It was a mix of people. As always, there were homeless people on the trolley. I stood for half the ride, then sat beside a college student who conversed comfortably with a person who was likely homeless. It was an interesting mix of black and white, young and old, homeless and more affluent. A woman named Anne struck up a conversation with me as she disembarked, commenting on the mix of passengers. She’s new to the city from Canton, Ohio and drove in from west Knoxville to the Publix, but decided to take the trolley loop just to see a little of downtown. I think she’ll visit, again. She mentioned bringing sandwiches to hand out on the trolley, which seems a lovely idea.
So, the primary question on my mind as I disembarked and took the escalator up to the Publix was how much to they offer in the way of organic foods? Urban Woman and I loved Publix when we lived in Florida, but that was many years ago. We were twenty and a good meal to us was splitting a 25 cent can of Publix brand soup. Our tastes have changed slightly. They’ve particularly evolved thanks to Charlotte Tolley and Kristen Faerber who, through the Market Square Farmers’ Market and Just Ripe have helped us understand – or remember – what “real” food is like. So, we are a good bit more choosy.
Just as Publix was excellent for that other era in our life, I have to give it very high marks after my visit, yesterday.
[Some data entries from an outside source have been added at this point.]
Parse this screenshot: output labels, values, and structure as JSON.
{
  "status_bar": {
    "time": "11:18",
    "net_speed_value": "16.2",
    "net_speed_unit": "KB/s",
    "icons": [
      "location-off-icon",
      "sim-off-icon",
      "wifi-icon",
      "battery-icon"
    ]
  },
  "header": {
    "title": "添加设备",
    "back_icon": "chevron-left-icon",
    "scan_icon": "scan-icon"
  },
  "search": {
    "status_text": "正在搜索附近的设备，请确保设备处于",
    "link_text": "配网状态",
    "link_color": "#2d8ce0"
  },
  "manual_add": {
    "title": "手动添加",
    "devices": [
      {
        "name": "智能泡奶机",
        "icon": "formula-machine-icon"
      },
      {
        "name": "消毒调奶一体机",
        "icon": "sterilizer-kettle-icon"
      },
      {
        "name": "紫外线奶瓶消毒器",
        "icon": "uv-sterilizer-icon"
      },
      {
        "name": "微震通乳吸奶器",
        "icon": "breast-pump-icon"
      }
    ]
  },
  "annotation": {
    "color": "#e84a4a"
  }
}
I’m sure the employees will ease back over time, but they were out in front of the product, offering samples, introducing themselves and the food. It was quite impressive. The store was pretty busy, but an employees always seemed ready when I had a question. An assistant manager stood at the door introducing himself by name and asking the names of most of the people who entered.
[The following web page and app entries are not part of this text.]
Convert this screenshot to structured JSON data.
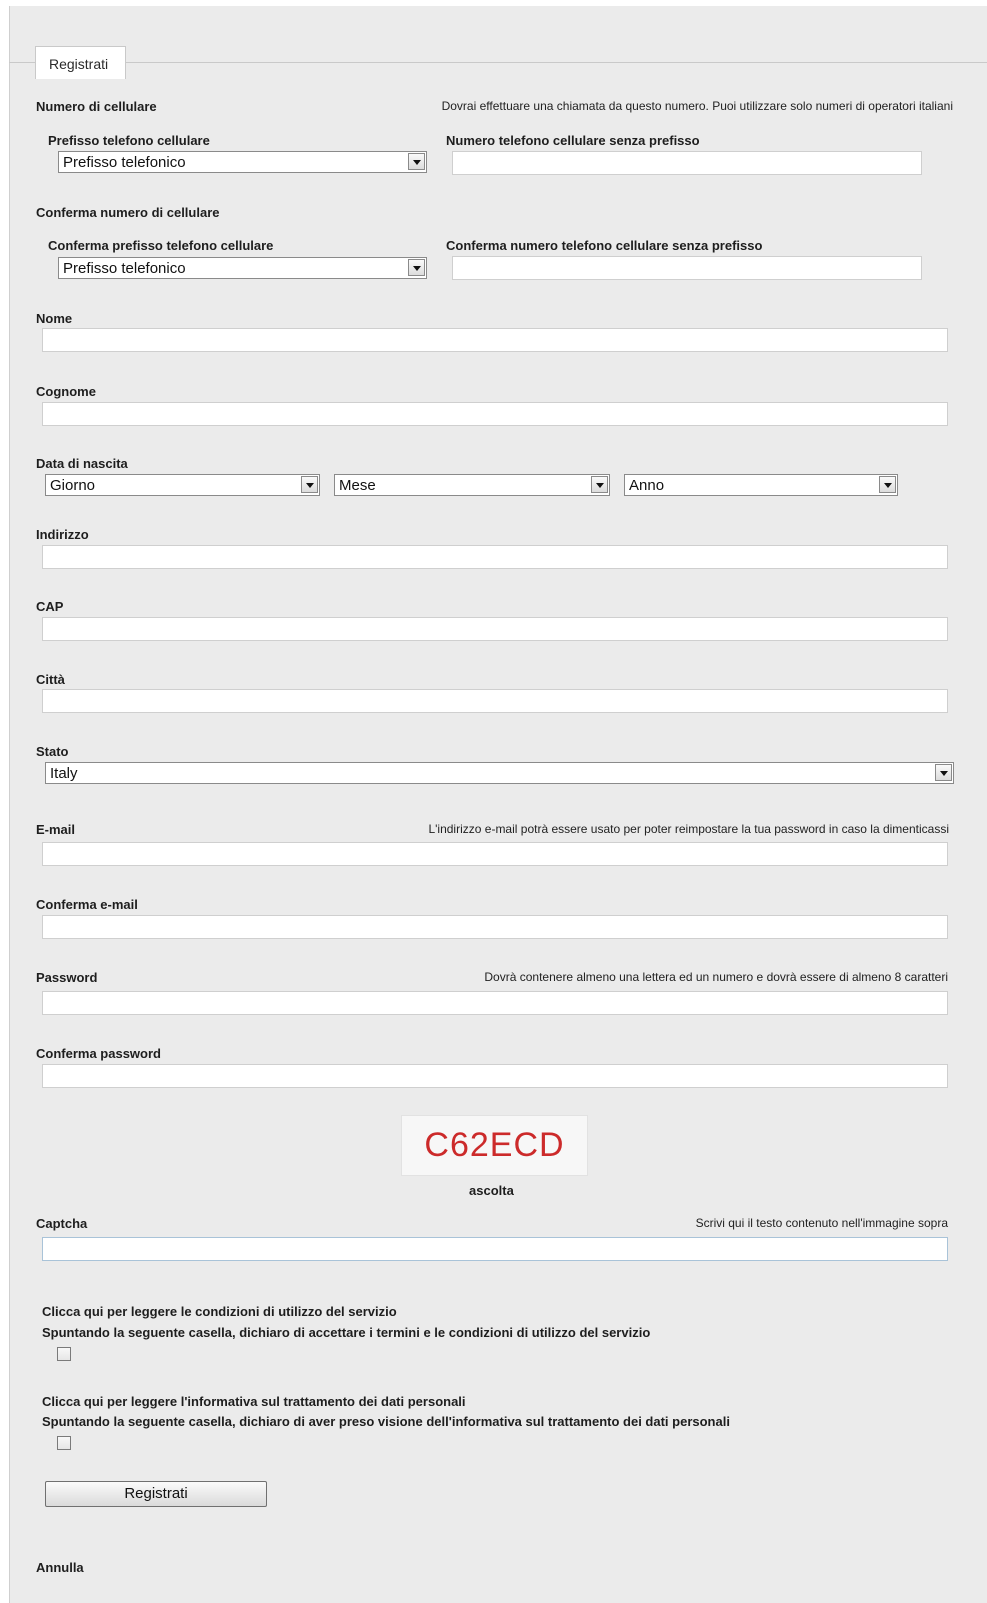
{
  "form": {
    "legend": "Registrati",
    "mobile": {
      "label": "Numero di cellulare",
      "hint": "Dovrai effettuare una chiamata da questo numero. Puoi utilizzare solo numeri di operatori italiani",
      "prefix_label": "Prefisso telefono cellulare",
      "prefix_value": "Prefisso telefonico",
      "number_label": "Numero telefono cellulare senza prefisso",
      "number_value": ""
    },
    "mobile_confirm": {
      "label": "Conferma numero di cellulare",
      "prefix_label": "Conferma prefisso telefono cellulare",
      "prefix_value": "Prefisso telefonico",
      "number_label": "Conferma numero telefono cellulare senza prefisso",
      "number_value": ""
    },
    "first_name": {
      "label": "Nome",
      "value": ""
    },
    "last_name": {
      "label": "Cognome",
      "value": ""
    },
    "birth_date": {
      "label": "Data di nascita",
      "day": "Giorno",
      "month": "Mese",
      "year": "Anno"
    },
    "address": {
      "label": "Indirizzo",
      "value": ""
    },
    "zip": {
      "label": "CAP",
      "value": ""
    },
    "city": {
      "label": "Città",
      "value": ""
    },
    "country": {
      "label": "Stato",
      "value": "Italy"
    },
    "email": {
      "label": "E-mail",
      "hint": "L'indirizzo e-mail potrà essere usato per poter reimpostare la tua password in caso la dimenticassi",
      "value": ""
    },
    "email_confirm": {
      "label": "Conferma e-mail",
      "value": ""
    },
    "password": {
      "label": "Password",
      "hint": "Dovrà contenere almeno una lettera ed un numero e dovrà essere di almeno 8 caratteri",
      "value": ""
    },
    "password_confirm": {
      "label": "Conferma password",
      "value": ""
    },
    "captcha": {
      "image_text": "C62ECD",
      "listen": "ascolta",
      "label": "Captcha",
      "hint": "Scrivi qui il testo contenuto nell'immagine sopra",
      "value": ""
    },
    "terms": {
      "link": "Clicca qui per leggere le condizioni di utilizzo del servizio",
      "text": "Spuntando la seguente casella, dichiaro di accettare i termini e le condizioni di utilizzo del servizio",
      "checked": false
    },
    "privacy": {
      "link": "Clicca qui per leggere l'informativa sul trattamento dei dati personali",
      "text": "Spuntando la seguente casella, dichiaro di aver preso visione dell'informativa sul trattamento dei dati personali",
      "checked": false
    },
    "submit_label": "Registrati",
    "cancel_label": "Annulla"
  },
  "colors": {
    "panel_bg": "#ebebeb",
    "captcha_text": "#cc2a2a"
  }
}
The store is very large, includes a cafe, bakery and seafood department. One corner is devoted to ethnic foods, including such pretty specific categories as “West Indies” and “Caribbean Hispanic,” all helpfully labeled. That’s where I found Mexican Coke ($1.39 for the small bottle). Fresh sushi is made daily and actual butchers are cutting meat. The seafood looked good.
What of organic? You can see from the photographs that it is very plentiful and clearly marked. It’s also helpfully located at the right end of the product section. For example, if you find strawberries, look to the right-hand side of the strawberry display and you’ll see the organic strawberries. Most fruits and vegetables has an organic component. I found a small selection of grass-fed beef, though there were other “organic” selections. For the meat to be organic, the animal cannot have been given hormones or antibiotics.
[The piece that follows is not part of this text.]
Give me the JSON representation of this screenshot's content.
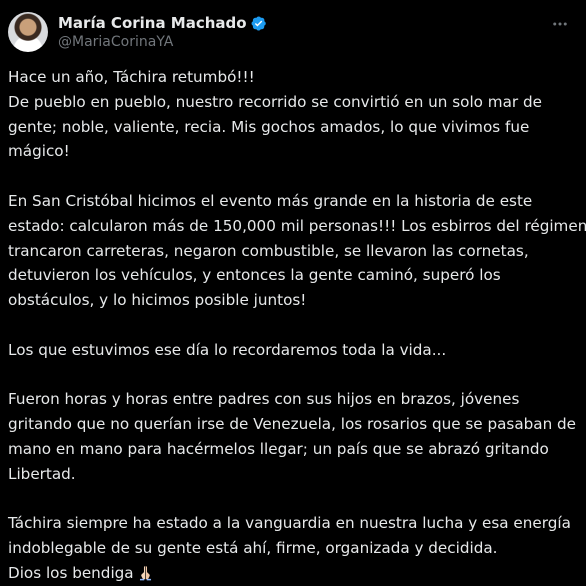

So, what’s my conclusion? Will we shift our business to Publix? Well, we’ll likely follow our same pattern, which is to buy what is available downtown, downtown. The Farmers’ Market and Just Ripe are always our starting points and that won’t change. Our second stop for food is usually Earth Fare and Trader Joe’s with Three Rivers Market and Fresh Market mixed in. Our seafood comes from the Shrimp Dock and that won’t change. It’s the next level down, for us, that will change. Food City probably just lost us. We can get the things we need at Publix, probably in organic form and not have to move the car. Pretty sweet.
So, as much as I don’t care for Walmart, I think it is a pretty remarkable development victory to change a poison field into something helpful and productive. We still need a mid-sized urban grocery store downtown, but for where we are now, this is pretty good. Next, we’ll need to add more trolleys to the route, which is a good problem to have.